I loved the illustration process. That was a lot of fun to do and such fun to share. Sharing the book is the best thing really; you do spend a lot of time sitting around on your own creating it. After all that effort it’s such a kick to see other people read it and smile.
Do you run your ideas and illustrations past your son before letting them loose on the world?
Oh yes. If you look closely, on many pages in The Moonbow you will see lots of little eyes peering out from gaps and cracks. Jem loves the eyes!
Can you tell us a bit about where and how you work?
I work from home, mainly while the small person is at school although I did need to pull evenings and weekends in order to get the book done. I am fortunate to have a working space separate to the house which, although initially an office, has adapted well to a new role as studio.
Do you find Tasmania is a good place to be a writer – do you find the landscape inspiring?
Absolutely. The landscape here, the atmosphere, the coast, the water, is so unique and so beautiful. It’s such a complex and wonderful thing that operates on so many scales from tiny individual bits, pebbles or bugs or leaves right up to the landscape scale of mountains, cliffs and islands. A desire to capture even a just a tiny bit of this was why I decided to illustrate The Moonbow myself; in my mind it is a story that is very bound to a particular place and I really wanted the book to reflect that.
What about your background as a geologist? Are there elements of that science background that you include in your work?
Definitely; I had to draw the rocks right! The study of natural sciences involves a lot of time learning to observe and one of its key tools is drawing. Drawing really helps you to look at a thing and see what it actually is as opposed to what you may (unintentionally) assume it to be. I think my drawing style is very influenced by that; I tend to add details. Moving past that and perhaps experimenting with a freer style is one of my goals.
Who or what do you think is important to provide support and a sense of community for writers? Is the children’s illustrators community a close and supportive one?
I’m fortunate to be part of a group here in Hobart called CWILLs (Children’s Writers and Illustrators) which I found thanks to the Tasmanian Writer’s Centre. It’s fairly informal, we catch up for coffee once a month but it provides a really important opportunity to meet and talk and have that interchange of ideas and experience with other creative people. It’s a simple thing but very important when you spend so much time on your own staring at a page. Through CWILLs I have also been fortunate enough to attend some local SCBWI events which are lots of fun and usually really informative.
We’ve been having a nosey at your blog and admiring all the beautiful work you’ve been doing for the online course with LAC. Do you feel as an illustrator that there’s always more to learn?
Glad you like it! Yes, there are always new things to try and learn. It’s easy to get fixed into a particular style and medium, especially if you feel that it’s working for you. When the pressure is on to produce something it can be hard to be brave and try something new!
Who are your own favourite writers and illustrators? (Children’s or adults, either is fine!)

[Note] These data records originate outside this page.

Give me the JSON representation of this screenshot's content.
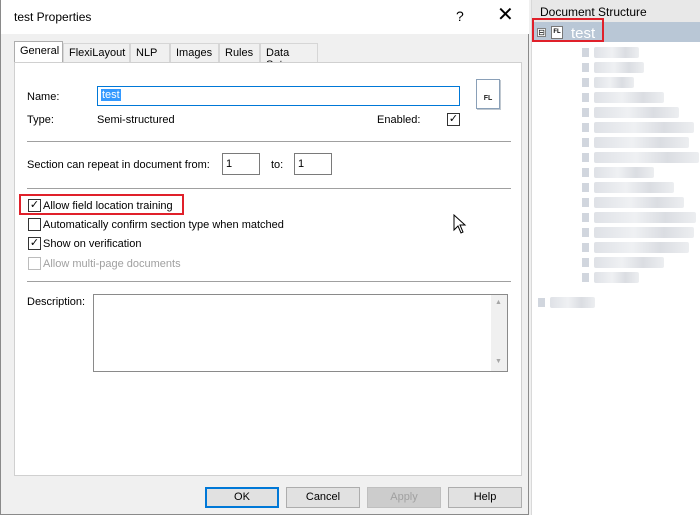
{
  "dialog": {
    "title": "test Properties",
    "help_glyph": "?",
    "close_glyph": "✕",
    "tabs": [
      {
        "label": "General",
        "active": true
      },
      {
        "label": "FlexiLayout"
      },
      {
        "label": "NLP"
      },
      {
        "label": "Images"
      },
      {
        "label": "Rules"
      },
      {
        "label": "Data Sets"
      }
    ],
    "name_label": "Name:",
    "name_value": "test",
    "type_label": "Type:",
    "type_value": "Semi-structured",
    "enabled_label": "Enabled:",
    "enabled_checked": true,
    "fl_icon_text": "FL",
    "repeat_label": "Section can repeat in document from:",
    "repeat_from": "1",
    "to_label": "to:",
    "repeat_to": "1",
    "options": [
      {
        "label": "Allow field location training",
        "checked": true,
        "disabled": false
      },
      {
        "label": "Automatically confirm section type when matched",
        "checked": false,
        "disabled": false
      },
      {
        "label": "Show on verification",
        "checked": true,
        "disabled": false
      },
      {
        "label": "Allow multi-page documents",
        "checked": false,
        "disabled": true
      }
    ],
    "description_label": "Description:",
    "description_value": "",
    "buttons": {
      "ok": "OK",
      "cancel": "Cancel",
      "apply": "Apply",
      "help": "Help"
    }
  },
  "document_structure": {
    "header": "Document Structure",
    "toggle_glyph": "⊟",
    "selected_icon_text": "FL",
    "selected_item": "test"
  },
  "colors": {
    "highlight": "#e0202a",
    "selection": "#3399ff",
    "tree_selection": "#b9c7d6"
  }
}
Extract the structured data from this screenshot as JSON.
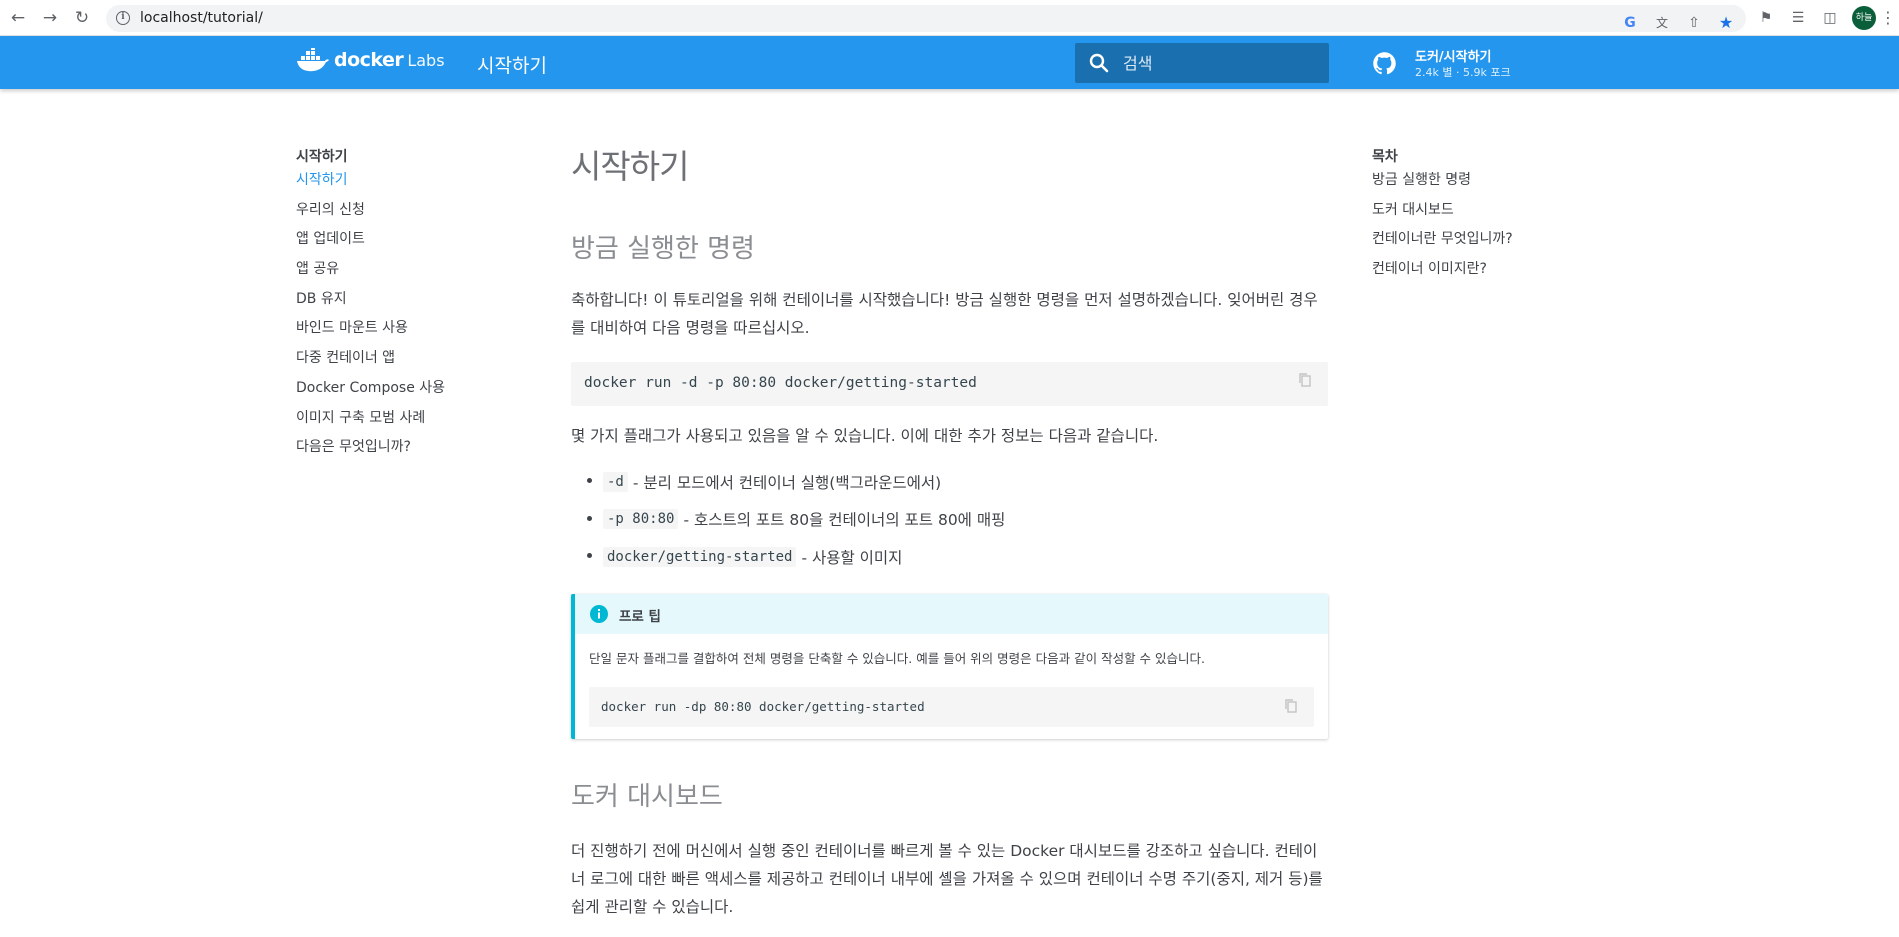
{
  "browser": {
    "url": "localhost/tutorial/",
    "profile_initials": "하늘"
  },
  "header": {
    "logo_text": "docker",
    "logo_sub": "Labs",
    "site_title": "시작하기",
    "search_placeholder": "검색",
    "repo_name": "도커/시작하기",
    "repo_facts": "2.4k 별 · 5.9k 포크"
  },
  "leftnav": {
    "heading": "시작하기",
    "items": [
      {
        "label": "시작하기",
        "active": true
      },
      {
        "label": "우리의 신청"
      },
      {
        "label": "앱 업데이트"
      },
      {
        "label": "앱 공유"
      },
      {
        "label": "DB 유지"
      },
      {
        "label": "바인드 마운트 사용"
      },
      {
        "label": "다중 컨테이너 앱"
      },
      {
        "label": "Docker Compose 사용"
      },
      {
        "label": "이미지 구축 모범 사례"
      },
      {
        "label": "다음은 무엇입니까?"
      }
    ]
  },
  "toc": {
    "heading": "목차",
    "items": [
      "방금 실행한 명령",
      "도커 대시보드",
      "컨테이너란 무엇입니까?",
      "컨테이너 이미지란?"
    ]
  },
  "main": {
    "title": "시작하기",
    "section1": {
      "heading": "방금 실행한 명령",
      "intro": "축하합니다! 이 튜토리얼을 위해 컨테이너를 시작했습니다! 방금 실행한 명령을 먼저 설명하겠습니다. 잊어버린 경우를 대비하여 다음 명령을 따르십시오.",
      "command": "docker run -d -p 80:80 docker/getting-started",
      "flags_intro": "몇 가지 플래그가 사용되고 있음을 알 수 있습니다. 이에 대한 추가 정보는 다음과 같습니다.",
      "flags": [
        {
          "code": "-d",
          "desc": "- 분리 모드에서 컨테이너 실행(백그라운드에서)"
        },
        {
          "code": "-p 80:80",
          "desc": "- 호스트의 포트 80을 컨테이너의 포트 80에 매핑"
        },
        {
          "code": "docker/getting-started",
          "desc": "- 사용할 이미지"
        }
      ]
    },
    "tip": {
      "title": "프로 팁",
      "text": "단일 문자 플래그를 결합하여 전체 명령을 단축할 수 있습니다. 예를 들어 위의 명령은 다음과 같이 작성할 수 있습니다.",
      "command": "docker run -dp 80:80 docker/getting-started"
    },
    "section2": {
      "heading": "도커 대시보드",
      "text": "더 진행하기 전에 머신에서 실행 중인 컨테이너를 빠르게 볼 수 있는 Docker 대시보드를 강조하고 싶습니다. 컨테이너 로그에 대한 빠른 액세스를 제공하고 컨테이너 내부에 셸을 가져올 수 있으며 컨테이너 수명 주기(중지, 제거 등)를 쉽게 관리할 수 있습니다."
    }
  }
}
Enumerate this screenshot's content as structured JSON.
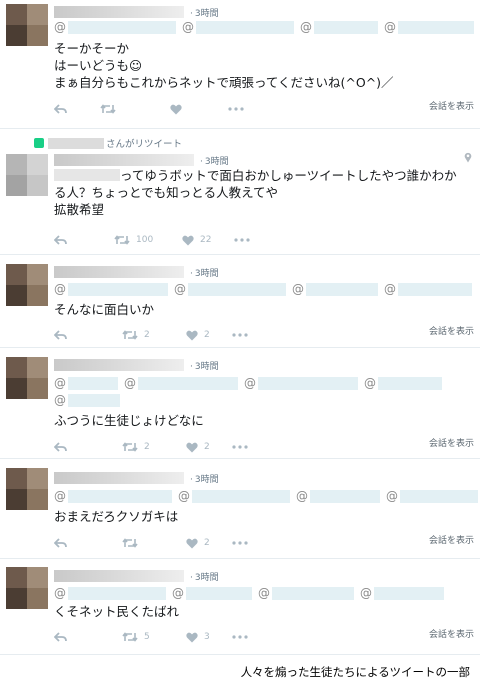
{
  "colors": {
    "mention_bg": "#e3f0f4",
    "retweet_green": "#19cf86",
    "meta_text": "#657786",
    "icon_gray": "#aab8c2"
  },
  "tweets": [
    {
      "time": "3時間",
      "mentions_row1": [
        "@",
        "@",
        "@",
        "@"
      ],
      "lines": [
        "そーかそーか",
        "はーいどうも☺",
        "まぁ自分らもこれからネットで頑張ってくださいね(^O^)／"
      ],
      "retweets": "",
      "likes": "",
      "reply_link": "会話を表示"
    },
    {
      "retweet_label": "さんがリツイート",
      "time": "3時間",
      "lines": [
        "ってゆうボットで面白おかしゅーツイートしたやつ誰かわか",
        "る人？ちょっとでも知っとる人教えてや",
        "拡散希望"
      ],
      "retweets": "100",
      "likes": "22"
    },
    {
      "time": "3時間",
      "mentions_row1": [
        "@",
        "@",
        "@",
        "@"
      ],
      "lines": [
        "そんなに面白いか"
      ],
      "retweets": "2",
      "likes": "2",
      "reply_link": "会話を表示"
    },
    {
      "time": "3時間",
      "mentions_row1": [
        "@",
        "@",
        "@",
        "@"
      ],
      "mentions_row2": [
        "@"
      ],
      "lines": [
        "ふつうに生徒じょけどなに"
      ],
      "retweets": "2",
      "likes": "2",
      "reply_link": "会話を表示"
    },
    {
      "time": "3時間",
      "mentions_row1": [
        "@",
        "@",
        "@",
        "@"
      ],
      "lines": [
        "おまえだろクソガキは"
      ],
      "retweets": "",
      "likes": "2",
      "reply_link": "会話を表示"
    },
    {
      "time": "3時間",
      "mentions_row1": [
        "@",
        "@",
        "@",
        "@"
      ],
      "lines": [
        "くそネット民くたばれ"
      ],
      "retweets": "5",
      "likes": "3",
      "reply_link": "会話を表示"
    }
  ],
  "caption": "人々を煽った生徒たちによるツイートの一部",
  "icons": [
    "reply-icon",
    "retweet-icon",
    "like-icon",
    "more-icon",
    "location-pin-icon"
  ]
}
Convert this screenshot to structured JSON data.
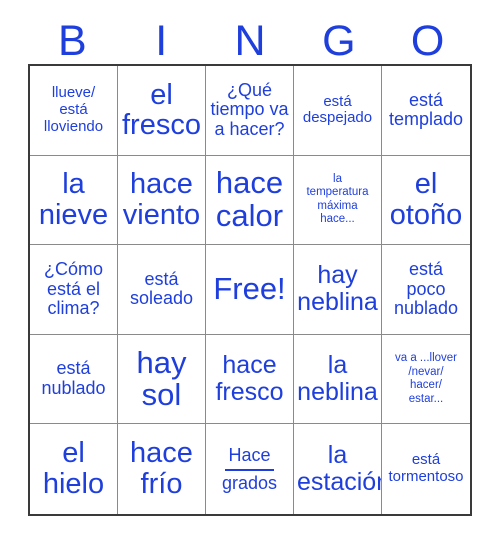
{
  "card": {
    "title_letters": [
      "B",
      "I",
      "N",
      "G",
      "O"
    ],
    "accent_color": "#1f3fdc",
    "border_color": "#3a3a3a",
    "grid_line_color": "#8a8a8a",
    "background": "#ffffff",
    "rows": 5,
    "columns": 5,
    "cells": [
      {
        "text": "llueve/\nestá\nlloviendo",
        "size": "s",
        "column": "B",
        "row": 1
      },
      {
        "text": "el\nfresco",
        "size": "xl",
        "column": "I",
        "row": 1
      },
      {
        "text": "¿Qué\ntiempo va\na hacer?",
        "size": "m",
        "column": "N",
        "row": 1
      },
      {
        "text": "está\ndespejado",
        "size": "s",
        "column": "G",
        "row": 1
      },
      {
        "text": "está\ntemplado",
        "size": "m",
        "column": "O",
        "row": 1
      },
      {
        "text": "la\nnieve",
        "size": "xl",
        "column": "B",
        "row": 2
      },
      {
        "text": "hace\nviento",
        "size": "xl",
        "column": "I",
        "row": 2
      },
      {
        "text": "hace\ncalor",
        "size": "xxl",
        "column": "N",
        "row": 2
      },
      {
        "text": "la\ntemperatura\nmáxima\nhace...",
        "size": "xs",
        "column": "G",
        "row": 2
      },
      {
        "text": "el\notoño",
        "size": "xl",
        "column": "O",
        "row": 2
      },
      {
        "text": "¿Cómo\nestá el\nclima?",
        "size": "m",
        "column": "B",
        "row": 3
      },
      {
        "text": "está\nsoleado",
        "size": "m",
        "column": "I",
        "row": 3
      },
      {
        "text": "Free!",
        "size": "xxl",
        "column": "N",
        "row": 3
      },
      {
        "text": "hay\nneblina",
        "size": "l",
        "column": "G",
        "row": 3
      },
      {
        "text": "está\npoco\nnublado",
        "size": "m",
        "column": "O",
        "row": 3
      },
      {
        "text": "está\nnublado",
        "size": "m",
        "column": "B",
        "row": 4
      },
      {
        "text": "hay\nsol",
        "size": "xxl",
        "column": "I",
        "row": 4
      },
      {
        "text": "hace\nfresco",
        "size": "l",
        "column": "N",
        "row": 4
      },
      {
        "text": "la\nneblina",
        "size": "l",
        "column": "G",
        "row": 4
      },
      {
        "text": "va a ...llover\n/nevar/\nhacer/\nestar...",
        "size": "xs",
        "column": "O",
        "row": 4
      },
      {
        "text": "el\nhielo",
        "size": "xl",
        "column": "B",
        "row": 5
      },
      {
        "text": "hace\nfrío",
        "size": "xl",
        "column": "I",
        "row": 5
      },
      {
        "text": "",
        "size": "m",
        "column": "N",
        "row": 5,
        "blank_line": true,
        "text_above": "Hace",
        "text_below": "grados"
      },
      {
        "text": "la\nestación",
        "size": "l",
        "column": "G",
        "row": 5
      },
      {
        "text": "está\ntormentoso",
        "size": "s",
        "column": "O",
        "row": 5
      }
    ]
  }
}
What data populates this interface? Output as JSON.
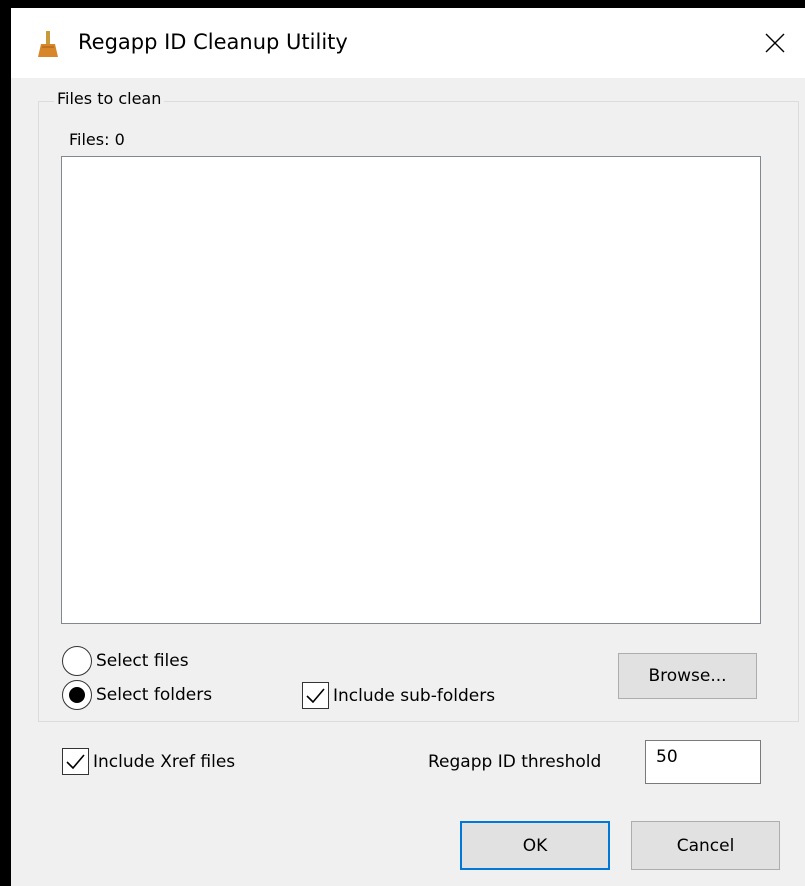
{
  "window": {
    "title": "Regapp ID Cleanup Utility",
    "icon": "broom-icon"
  },
  "files_group": {
    "label": "Files to clean",
    "files_count": "Files: 0",
    "files": []
  },
  "options": {
    "select_files": "Select files",
    "select_folders": "Select folders",
    "selected_mode": "Select folders",
    "include_subfolders": "Include sub-folders",
    "include_subfolders_checked": true,
    "browse": "Browse...",
    "include_xref": "Include Xref files",
    "include_xref_checked": true,
    "threshold_label": "Regapp ID threshold",
    "threshold_value": "50"
  },
  "buttons": {
    "ok": "OK",
    "cancel": "Cancel"
  },
  "colors": {
    "accent": "#0078d7",
    "window_bg": "#f0f0f0",
    "titlebar_bg": "#ffffff"
  }
}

So many! I love Oliver Jeffers’ children books, Julie Vivas’ illustrations, classics like Eric Carle and Dr Seuss … there are so many others though, books that we’ll read from the library together and you just think, wow, this is so well done, these illustrations are just so good!
Are you able to share any secrets about what projects are next for you?
I think my next painting project is going to be my house! I do have lots of ideas, there’s at least one sequel to The Moonbow that may see the light of day at some point, plus a few other projects close to my heart. I don’t intend to stop illustrating anytime soon but exactly what the future looks like, I’m not sure yet. Little Steps (publisher of The Moonbow) have asked me to go on their database as a freelance illustrator so, who knows, maybe I will wind up working on something completely unexpected!